Kathy Sheridan: Virtue signalling drowns us in hopelessness
Moral grandstanding fosters anger and obscures improvements in many areas
“You would have found [virtue signallers] upbraiding people for agonising over a blazing Notre Dame while children were being bombed in Idlib.” Photograph: Peter Byrne/PA Wire
In all the tributes to Marian Finucane, the quality that probably crystallised her was fairness. To her, no human being – not even bankers, developers or bishops – was wholly good or wholly bad; everyone deserved a hearing. Yet when I interviewed her in 2010, she was struggling with the idea of social media as a broadcasting tool. For a start, she was baffled by “this compulsion to let the whole world know your life or your thoughts”. And she had firm views about a broadcaster’s brief: “I happen to think that our function is to produce, present and broadcast programmes. Now you have email, phone-ins, textings, ‘What’s your view on this, that or the other’ when our function, I believe, is to provide food for thought for people. I think sometimes it kind of goes over the top.”
It was a little ironic then to see how many of the most eloquent, moving and revealing tributes to her on last Saturday’s radio show arrived via text and social media. But in general terms, her view about the broadcaster’s brief is worth consideration. If she was disturbed by social media as an enabler of self-regarding, poorly informed and knee-jerk opinion, imagine her views on the waves of “virtue signalling” that wash across the platforms.
For a social media nanosecond, virtue signalling described someone who expressed sincerely-held views in an irritating holier-than-thou fashion, until the term morphed into a heinous all-purpose insult for anyone who expressed a vaguely moral view at all. So to better convey the calculating, brand-building cynicism of this particular genre, the authors of a recent psychological study (reported in PLOS One) named it “moral grandstanding” – ie “publicly opining on morality and politics to impress others and so to seek social status”. It’s the motivation that matters, not the issue. And it can take many forms.
Anger, when left alone for too long, is highly corrosive. And, most important, it is addictive
You would have found them upbraiding people for agonising over a blazing Notre Dame while children were being bombed in Idlib, for example. Or piling on to scorn someone’s tentatively expressed positivity about some aspect of national life because such thoughts are a betrayal of people who have no homes. Because no one could possibly have a nuanced view about two or three serious issues at the same time, right? Anyway, it allows the moral grandstanders to parade their superior empathy without going to any trouble.
The real problem is the sense of hopelessness they blast into the atmosphere. Part of the general edginess and anger surrounding us is the sense that someone is always berating or roaring insults at someone else (beginning with the president of the United States). The f*** and c*** words are overused to the point that they’ve lost any useful shock value. So the harshness is ratcheted up because the issue at hand justifies that holy anger.
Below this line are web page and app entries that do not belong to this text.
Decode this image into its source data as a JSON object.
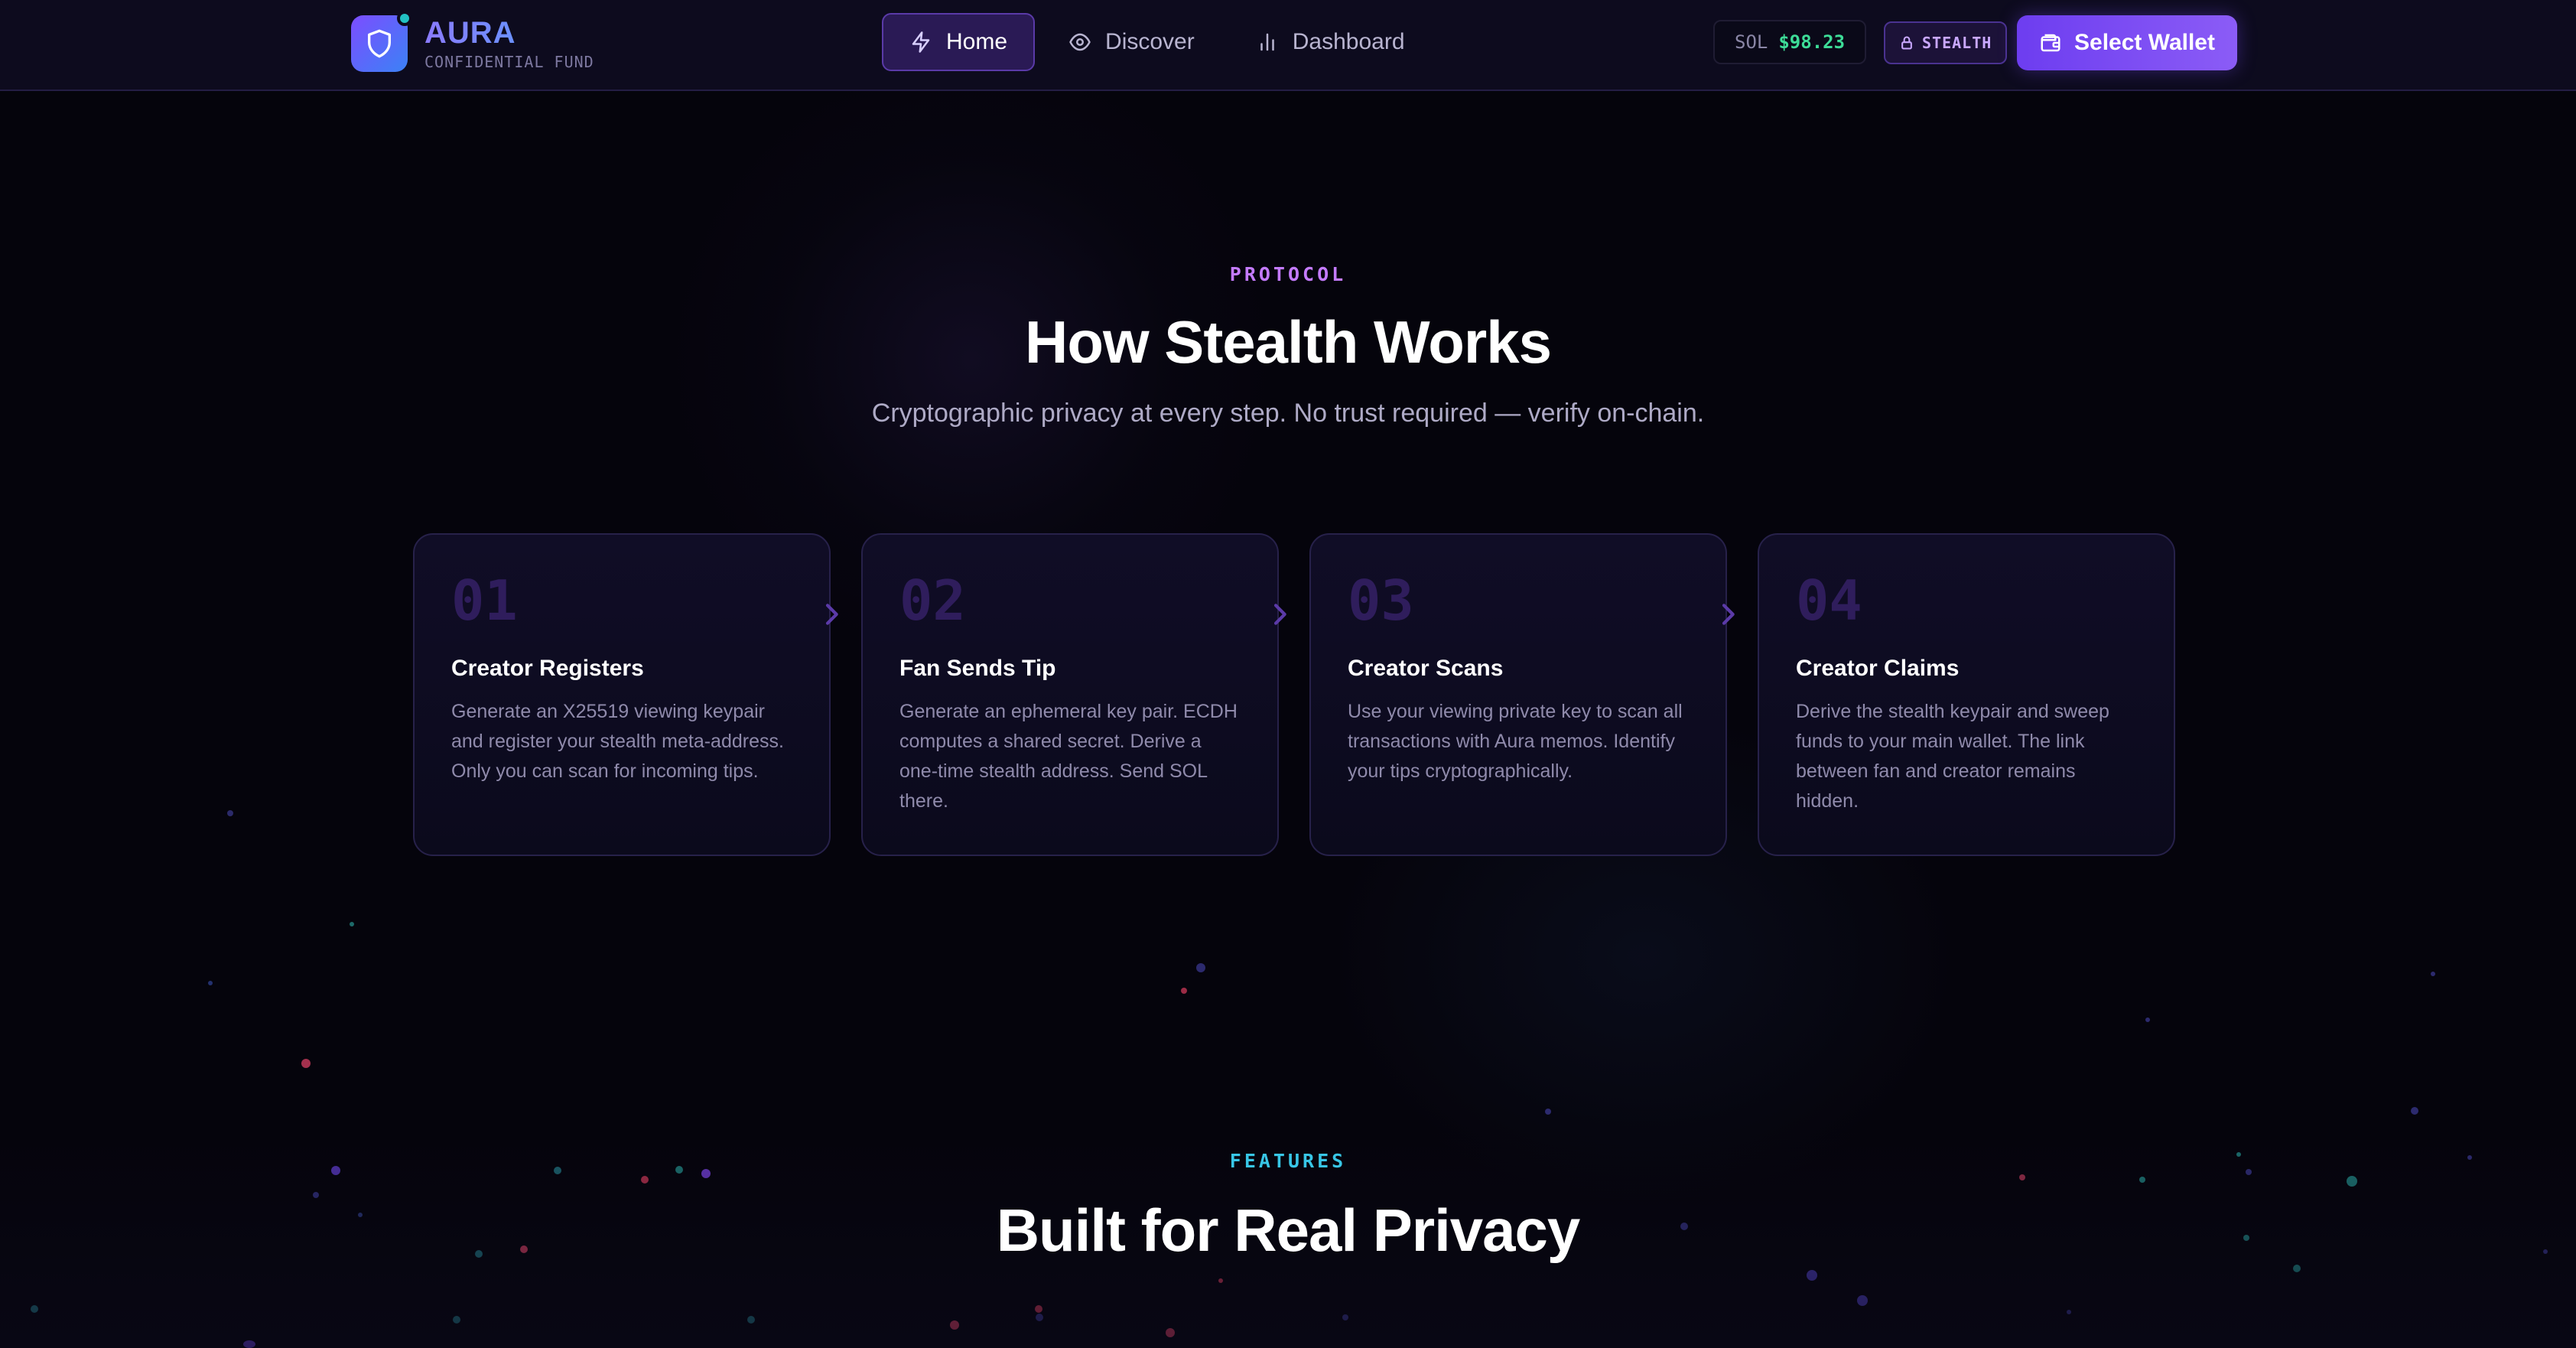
{
  "nav": {
    "brand": {
      "name": "AURA",
      "subtitle": "CONFIDENTIAL FUND"
    },
    "links": [
      {
        "label": "Home",
        "icon": "lightning-icon",
        "active": true
      },
      {
        "label": "Discover",
        "icon": "eye-icon",
        "active": false
      },
      {
        "label": "Dashboard",
        "icon": "bar-chart-icon",
        "active": false
      }
    ],
    "price": {
      "label": "SOL",
      "value": "$98.23"
    },
    "badge": {
      "label": "STEALTH",
      "icon": "lock-icon"
    },
    "wallet_button": {
      "label": "Select Wallet",
      "icon": "wallet-icon"
    }
  },
  "protocol": {
    "eyebrow": "PROTOCOL",
    "title": "How Stealth Works",
    "subtitle": "Cryptographic privacy at every step. No trust required — verify on-chain.",
    "steps": [
      {
        "number": "01",
        "title": "Creator Registers",
        "description": "Generate an X25519 viewing keypair and register your stealth meta-address. Only you can scan for incoming tips."
      },
      {
        "number": "02",
        "title": "Fan Sends Tip",
        "description": "Generate an ephemeral key pair. ECDH computes a shared secret. Derive a one-time stealth address. Send SOL there."
      },
      {
        "number": "03",
        "title": "Creator Scans",
        "description": "Use your viewing private key to scan all transactions with Aura memos. Identify your tips cryptographically."
      },
      {
        "number": "04",
        "title": "Creator Claims",
        "description": "Derive the stealth keypair and sweep funds to your main wallet. The link between fan and creator remains hidden."
      }
    ]
  },
  "features": {
    "eyebrow": "FEATURES",
    "title": "Built for Real Privacy"
  },
  "colors": {
    "accent_purple": "#7c4dff",
    "protocol_eyebrow": "#c47bff",
    "features_eyebrow": "#38c6e6",
    "price_green": "#3ddc97",
    "background": "#05040c"
  }
}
In a recent Guardian piece, the Turkish writer Elif Shafak wrote of how she used to love her “righteous” anger. And lord knows she had – and has – a lot to be angry about. “But anger, when left alone for too long, is highly corrosive. And, most important, it is addictive.”
Her argument is not that anger is not justified or should be suppressed; it’s that when someone makes it their main guiding force they get lost in their own cultural ghettos and echo chambers and the only beneficiary is the object of it.
The point is that we are capable of mighty deeds. They will never be enough but we ought to be more aware of them
It feels like a tough time to be alive. Through our smart devices on a daily basis we witness far more of the world’s ills, atrocities and tragedies than all our ancestors combined. The technology didn’t exist for daily atrocity footage from the Holocaust or the Ukrainian famine; now we see mass murder live-streamed through the shooter’s camera, children dying before our eyes in Idlib or Yemen, gut-wrenching images of half a billion animal corpses lining the scorched earth of New South Wales.
Note to the moral grandstanders: it’s not that we know too little, it’s often that we know so much.
Yet the odd thing is that right now the world is a better place than it has ever been for the median human being.
Literacy rates have soared to near 90 per cent. Global poverty is plummeting. As recently as 1950, 27 per cent of all children still died by the age of 15; the figure is now 4 per cent, according to Our World in Data. Less than 40 years ago, 42 per cent of the world’s population suffered “extreme poverty” as defined by the United Nations; it’s now 10 per cent. Illnesses such as polio, leprosy, river blindness are in decline and concerted global efforts have seen the tide turned on Aids. Life is better for many women, gay people and people with disabilities.
Every single day in recent years, another 325,000 people got their first access to electricity. Every day, more than 200,000 got piped water for the first time. The point is that we are capable of mighty deeds. They will never be enough but we ought to be more aware of them.
The easy route is to pile on the abuse, to foster “this smouldering rage, which I would hold between my palms like a lantern, without realising that it was not much of a provider of either light or warmth”, in the words of Elif Shafak. What we need right now are informed people who can join the dots for us. What we need are people who can unite the doers and the helpers and – in the words of one lamented politician – restore the audacity of hope.